In this 99U talk, illustrator Christoph Niemann, author of Abstract City, shares his three biggest fears: the fear of not being good enough, the fear that our work will be irrelevant, and the fear of running out of ideas. Each of these cripple our process in different ways, but as Niemann explains (complete with hilarious illustrations), there are solutions we can apply to each.
Push yourself to learn new things, embrace the grumpiness, and realize that there’s nothing wrong with you when you feel anxious or nervous—it’s just part of the job.
If it’s so painful why did you even get started?
And of course you start not by creating things but by looking at art. And when you read that book, or when you look at a drawing or listen to that music and something lights up in you and explains the entire world, or maybe even better, it takes your whole world and turns it upside down. This is such an incredible thrill that you think, if experiencing art is so fantastic, how great must it be to actually make art? And that’s how they lure you into art school.
For the first ten years of my career I mostly worked in editorial. In editorial the deadlines are so insanely short and tight. That you do not have the luxury to really kind of like embark in your creative self-pity but, more recently, I’ve done more self-generated projects where I have more time and I realized it actually got worse when I thought it would get better. So, I tried to think about it and I thought, like, maybe that’s the price we pay. But, on the other hand, I know I have a job that a lot of people envy me for
I realized that a lot of the problems that I have have not so much to do with the actual problem in front of me, but it’s more like a larger kind of generic fear.
This fear actually separates in three grand themes
So the first one is I’m not good enough. The second one is my work is irrelevant and soon I’ll be broke. And the third and worst one is, I’m out of ideas. Now, this is terrible, but sadly they’re actually really legitimate fears to have as a creative.
1. I’m not good enough
I look at my work all the time and all the insufficiencies are so glaringly obvious. Especially when I look at something from two years ago I see everything that went wrong, and I was like, how could they let me get away with that? When I look at other people’s work, I see all the amazing things that are out there, like all the fantastically innovative stuff, and I have to ask myself, can my stuff really live up to that? And even if it can today, can it be in five years, in ten years?
I think the solution is practice and become better. It’s writing, it’s drawing, it’s taking photographs, it’s coding. This is something. This is something not that you’re not good at. This is something you become good at. And it takes exactly 10,000 hours.
2. My work is totally predictable and soon I’ll be broke
I know that the state that we’re in right now, it’s not like, oh, everything changed and now that’s the new future that we’re living in. Of course it’s gonna keep on going and going. And can I do the things? Can I make the right decisions to still be relevant and busy in five or ten years? There’s, this is a very hard question that you have to ask yourself. And I think again, there’s only one solution: worry, doubt, and agonize.
The only thing I could do to really kind of make sure I stay busy is, of course, focus on my work. That’s the only thing, I think, that matters. But how can you focus on your work when you actually have to be worried about money? And I’ve been there, and this is really, this is the worst of it all, of them all.

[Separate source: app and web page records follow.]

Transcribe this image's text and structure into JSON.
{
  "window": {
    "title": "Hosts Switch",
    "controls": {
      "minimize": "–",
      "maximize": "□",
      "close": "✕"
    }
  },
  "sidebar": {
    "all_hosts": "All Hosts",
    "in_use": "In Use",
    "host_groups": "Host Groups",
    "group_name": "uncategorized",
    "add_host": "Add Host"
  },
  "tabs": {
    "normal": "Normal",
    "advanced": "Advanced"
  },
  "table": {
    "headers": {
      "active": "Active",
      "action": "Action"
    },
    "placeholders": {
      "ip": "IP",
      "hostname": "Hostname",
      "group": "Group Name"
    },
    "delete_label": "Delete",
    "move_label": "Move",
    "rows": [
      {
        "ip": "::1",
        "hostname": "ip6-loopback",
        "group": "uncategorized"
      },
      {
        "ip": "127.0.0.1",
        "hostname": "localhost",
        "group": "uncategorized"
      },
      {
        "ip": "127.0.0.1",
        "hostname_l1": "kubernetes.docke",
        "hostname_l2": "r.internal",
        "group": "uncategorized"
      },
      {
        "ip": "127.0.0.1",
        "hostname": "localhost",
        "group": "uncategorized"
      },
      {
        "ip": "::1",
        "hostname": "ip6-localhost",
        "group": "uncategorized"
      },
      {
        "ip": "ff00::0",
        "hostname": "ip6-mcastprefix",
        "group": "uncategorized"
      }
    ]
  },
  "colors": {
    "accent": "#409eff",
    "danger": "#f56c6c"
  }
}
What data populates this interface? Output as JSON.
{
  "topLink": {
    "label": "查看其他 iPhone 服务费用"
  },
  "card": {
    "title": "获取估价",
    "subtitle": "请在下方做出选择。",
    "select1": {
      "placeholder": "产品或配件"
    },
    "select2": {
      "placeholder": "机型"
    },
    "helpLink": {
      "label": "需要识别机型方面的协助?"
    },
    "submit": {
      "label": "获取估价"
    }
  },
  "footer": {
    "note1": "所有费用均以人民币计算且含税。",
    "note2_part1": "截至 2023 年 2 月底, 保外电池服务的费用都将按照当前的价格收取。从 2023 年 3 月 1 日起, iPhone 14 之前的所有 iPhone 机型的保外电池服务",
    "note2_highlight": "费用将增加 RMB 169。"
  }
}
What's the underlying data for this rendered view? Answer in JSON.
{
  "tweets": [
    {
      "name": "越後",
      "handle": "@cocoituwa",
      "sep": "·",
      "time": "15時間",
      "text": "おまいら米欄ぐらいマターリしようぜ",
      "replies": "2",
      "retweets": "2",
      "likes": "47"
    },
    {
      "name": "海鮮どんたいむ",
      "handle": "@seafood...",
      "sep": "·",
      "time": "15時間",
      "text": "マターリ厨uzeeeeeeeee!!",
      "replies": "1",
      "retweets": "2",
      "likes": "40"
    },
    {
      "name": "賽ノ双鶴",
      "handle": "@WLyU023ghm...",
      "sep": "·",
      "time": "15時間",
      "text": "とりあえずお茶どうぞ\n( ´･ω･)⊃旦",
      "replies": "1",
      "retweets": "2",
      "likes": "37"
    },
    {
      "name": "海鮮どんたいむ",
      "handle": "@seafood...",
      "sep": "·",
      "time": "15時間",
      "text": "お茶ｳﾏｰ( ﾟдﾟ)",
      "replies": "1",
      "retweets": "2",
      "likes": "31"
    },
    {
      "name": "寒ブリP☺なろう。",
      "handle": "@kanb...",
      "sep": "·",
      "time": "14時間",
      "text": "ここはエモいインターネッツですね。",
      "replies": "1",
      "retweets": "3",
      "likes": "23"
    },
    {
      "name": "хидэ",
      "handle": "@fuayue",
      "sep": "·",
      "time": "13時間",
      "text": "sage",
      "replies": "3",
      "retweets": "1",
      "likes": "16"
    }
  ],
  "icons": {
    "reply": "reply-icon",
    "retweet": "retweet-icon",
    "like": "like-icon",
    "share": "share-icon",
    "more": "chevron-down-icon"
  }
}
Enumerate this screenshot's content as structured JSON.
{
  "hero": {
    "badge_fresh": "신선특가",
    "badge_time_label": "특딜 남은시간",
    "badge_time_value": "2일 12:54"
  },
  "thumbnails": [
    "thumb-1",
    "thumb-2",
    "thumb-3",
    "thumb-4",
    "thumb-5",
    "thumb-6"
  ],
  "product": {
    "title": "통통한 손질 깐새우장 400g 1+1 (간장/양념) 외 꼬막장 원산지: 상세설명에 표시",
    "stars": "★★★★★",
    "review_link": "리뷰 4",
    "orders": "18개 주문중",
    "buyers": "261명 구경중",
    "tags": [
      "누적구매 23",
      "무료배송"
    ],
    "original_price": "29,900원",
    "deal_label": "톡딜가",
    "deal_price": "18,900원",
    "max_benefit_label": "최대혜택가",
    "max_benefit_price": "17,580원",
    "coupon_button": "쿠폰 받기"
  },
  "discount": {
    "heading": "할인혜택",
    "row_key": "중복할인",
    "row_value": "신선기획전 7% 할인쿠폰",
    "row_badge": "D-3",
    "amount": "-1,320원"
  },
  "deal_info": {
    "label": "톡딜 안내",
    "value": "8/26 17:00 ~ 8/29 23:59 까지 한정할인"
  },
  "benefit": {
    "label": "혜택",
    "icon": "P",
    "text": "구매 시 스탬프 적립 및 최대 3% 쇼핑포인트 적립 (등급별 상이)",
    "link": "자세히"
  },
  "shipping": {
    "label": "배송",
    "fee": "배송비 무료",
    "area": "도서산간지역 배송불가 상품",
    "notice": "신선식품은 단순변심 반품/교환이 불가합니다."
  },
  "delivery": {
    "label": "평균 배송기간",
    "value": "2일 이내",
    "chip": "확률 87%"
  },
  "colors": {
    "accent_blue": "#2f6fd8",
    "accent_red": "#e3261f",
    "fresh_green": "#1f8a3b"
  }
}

And I think the only solution there, is to really kind of create a safety zone, where you can focus on your work without having to think about money. And this is very, it’s difficult.
For me what my solution is, like, I try to think of what’s my kinda like, every month expense, which is surprisingly steady, and then I try to multiply it by six and always try to have that number in the account. So I know if something goes wrong, whether its health or work, I can always focus on that thing and then worry about the money a little bit later. And this actually has a real impact on my creativity, I realized.
3. This fear of being out of ideas, this is really close to physical pain.
And you think that if you do something that’s okay, that kind of raises your confidence. But I actually think it’s a burden, because people will, of course, always judge you by your best work. And then you look at it and feel like, well, now I have to repeat this. This is terrible. So, what can be done?
Is your work shallow? Are you taking creative risks? Or are you just writing on the old jokes that worked two years ago. Are you in touch with what’s happening out there?
There’s all these things. I’m drawing little people with big noses, does this add up? And you have to do that. You have to be really critical and say like does this work? Maybe even harder is trying to see, maybe I’m doing something that’s right to actually see what I’m doing that might be good.
You have to sit down, you have to create. You just have to start. You worried, you practiced, you made sure you have food in the fridge next month, and then say how like Donald Rumsfeld said, you go to war with the army you have, not the army you want.
So just start and take a leap, and see what happens. I think creativity is, you take what you know, you take like the things that you are comfortable with, and you throw them in a situation of new things, of things that you are uncomfortable with, and all of a sudden, connections happen, new connections happen.